Work item:
Each record below is to be copied word for word, with pictures removed.

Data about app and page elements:
-- -- --
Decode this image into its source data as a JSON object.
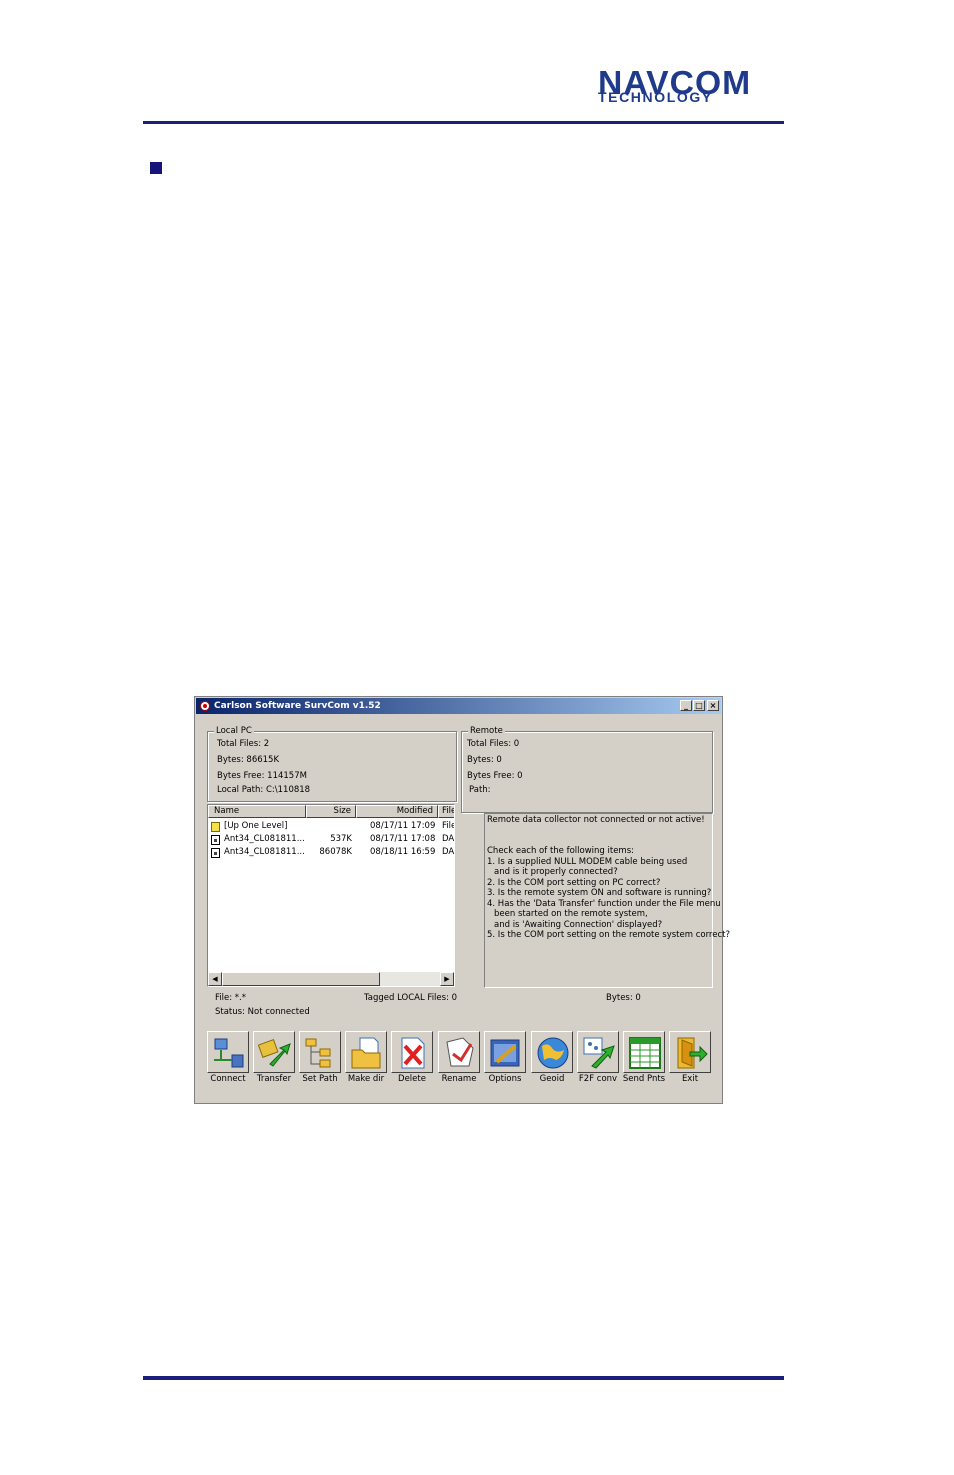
{
  "header": {
    "logo_line1": "NAVCOM",
    "logo_line2": "TECHNOLOGY",
    "brand_color": "#1f3a8a",
    "rule_color": "#1a1f7a"
  },
  "window": {
    "title": "Carlson Software SurvCom v1.52",
    "controls": {
      "minimize": "_",
      "maximize": "□",
      "close": "×"
    },
    "local": {
      "legend": "Local PC",
      "total_files": "Total Files: 2",
      "bytes": "Bytes: 86615K",
      "bytes_free": "Bytes Free: 114157M",
      "local_path": "Local Path: C:\\110818"
    },
    "remote": {
      "legend": "Remote",
      "total_files": "Total Files: 0",
      "bytes": "Bytes: 0",
      "bytes_free": "Bytes Free: 0",
      "path": "Path:"
    },
    "file_list": {
      "columns": [
        "Name",
        "Size",
        "Modified",
        "File"
      ],
      "rows": [
        {
          "icon": "folder-up-icon",
          "name": "[Up One Level]",
          "size": "",
          "modified": "08/17/11 17:09",
          "type": "File"
        },
        {
          "icon": "file-icon",
          "name": "Ant34_CL081811...",
          "size": "537K",
          "modified": "08/17/11 17:08",
          "type": "DA"
        },
        {
          "icon": "file-icon",
          "name": "Ant34_CL081811...",
          "size": "86078K",
          "modified": "08/18/11 16:59",
          "type": "DA"
        }
      ]
    },
    "message": {
      "lines": [
        "Remote data collector not connected or not active!",
        "",
        "Check each of the following items:",
        "1. Is a supplied NULL MODEM cable being used",
        "    and is it properly connected?",
        "2. Is the COM port setting on PC correct?",
        "3. Is the remote system ON and software is running?",
        "4. Has the 'Data Transfer' function under the File menu",
        "    been started on the remote system,",
        "    and is 'Awaiting Connection' displayed?",
        "5. Is the COM port setting on the remote system correct?"
      ]
    },
    "status": {
      "file": "File: *.*",
      "tagged": "Tagged LOCAL Files: 0",
      "bytes": "Bytes: 0",
      "status": "Status: Not connected"
    },
    "toolbar": [
      {
        "label": "Connect",
        "icon": "connect-icon"
      },
      {
        "label": "Transfer",
        "icon": "transfer-icon"
      },
      {
        "label": "Set Path",
        "icon": "set-path-icon"
      },
      {
        "label": "Make dir",
        "icon": "make-dir-icon"
      },
      {
        "label": "Delete",
        "icon": "delete-icon"
      },
      {
        "label": "Rename",
        "icon": "rename-icon"
      },
      {
        "label": "Options",
        "icon": "options-icon"
      },
      {
        "label": "Geoid",
        "icon": "geoid-icon"
      },
      {
        "label": "F2F conv",
        "icon": "f2f-conv-icon"
      },
      {
        "label": "Send Pnts",
        "icon": "send-pnts-icon"
      },
      {
        "label": "Exit",
        "icon": "exit-icon"
      }
    ]
  }
}
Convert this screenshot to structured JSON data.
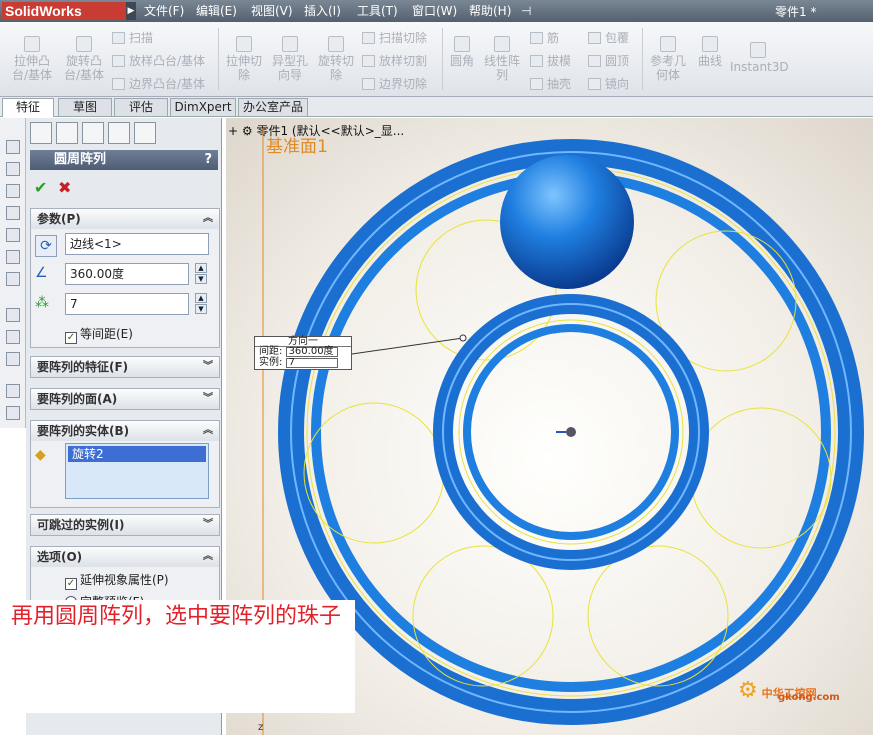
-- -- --
Result:
Decode this image into its source data as a JSON object.
{
  "header": {
    "logo_line1": "NAVCOM",
    "logo_line2": "TECHNOLOGY",
    "brand_color": "#1f3a8a",
    "rule_color": "#1a1f7a"
  },
  "window": {
    "title": "Carlson Software SurvCom v1.52",
    "controls": {
      "minimize": "_",
      "maximize": "□",
      "close": "×"
    },
    "local": {
      "legend": "Local PC",
      "total_files": "Total Files: 2",
      "bytes": "Bytes: 86615K",
      "bytes_free": "Bytes Free: 114157M",
      "local_path": "Local Path: C:\\110818"
    },
    "remote": {
      "legend": "Remote",
      "total_files": "Total Files: 0",
      "bytes": "Bytes: 0",
      "bytes_free": "Bytes Free: 0",
      "path": "Path:"
    },
    "file_list": {
      "columns": [
        "Name",
        "Size",
        "Modified",
        "File"
      ],
      "rows": [
        {
          "icon": "folder-up-icon",
          "name": "[Up One Level]",
          "size": "",
          "modified": "08/17/11 17:09",
          "type": "File"
        },
        {
          "icon": "file-icon",
          "name": "Ant34_CL081811...",
          "size": "537K",
          "modified": "08/17/11 17:08",
          "type": "DA"
        },
        {
          "icon": "file-icon",
          "name": "Ant34_CL081811...",
          "size": "86078K",
          "modified": "08/18/11 16:59",
          "type": "DA"
        }
      ]
    },
    "message": {
      "lines": [
        "Remote data collector not connected or not active!",
        "",
        "Check each of the following items:",
        "1. Is a supplied NULL MODEM cable being used",
        "    and is it properly connected?",
        "2. Is the COM port setting on PC correct?",
        "3. Is the remote system ON and software is running?",
        "4. Has the 'Data Transfer' function under the File menu",
        "    been started on the remote system,",
        "    and is 'Awaiting Connection' displayed?",
        "5. Is the COM port setting on the remote system correct?"
      ]
    },
    "status": {
      "file": "File: *.*",
      "tagged": "Tagged LOCAL Files: 0",
      "bytes": "Bytes: 0",
      "status": "Status: Not connected"
    },
    "toolbar": [
      {
        "label": "Connect",
        "icon": "connect-icon"
      },
      {
        "label": "Transfer",
        "icon": "transfer-icon"
      },
      {
        "label": "Set Path",
        "icon": "set-path-icon"
      },
      {
        "label": "Make dir",
        "icon": "make-dir-icon"
      },
      {
        "label": "Delete",
        "icon": "delete-icon"
      },
      {
        "label": "Rename",
        "icon": "rename-icon"
      },
      {
        "label": "Options",
        "icon": "options-icon"
      },
      {
        "label": "Geoid",
        "icon": "geoid-icon"
      },
      {
        "label": "F2F conv",
        "icon": "f2f-conv-icon"
      },
      {
        "label": "Send Pnts",
        "icon": "send-pnts-icon"
      },
      {
        "label": "Exit",
        "icon": "exit-icon"
      }
    ]
  }
}
Convert this screenshot to structured JSON data.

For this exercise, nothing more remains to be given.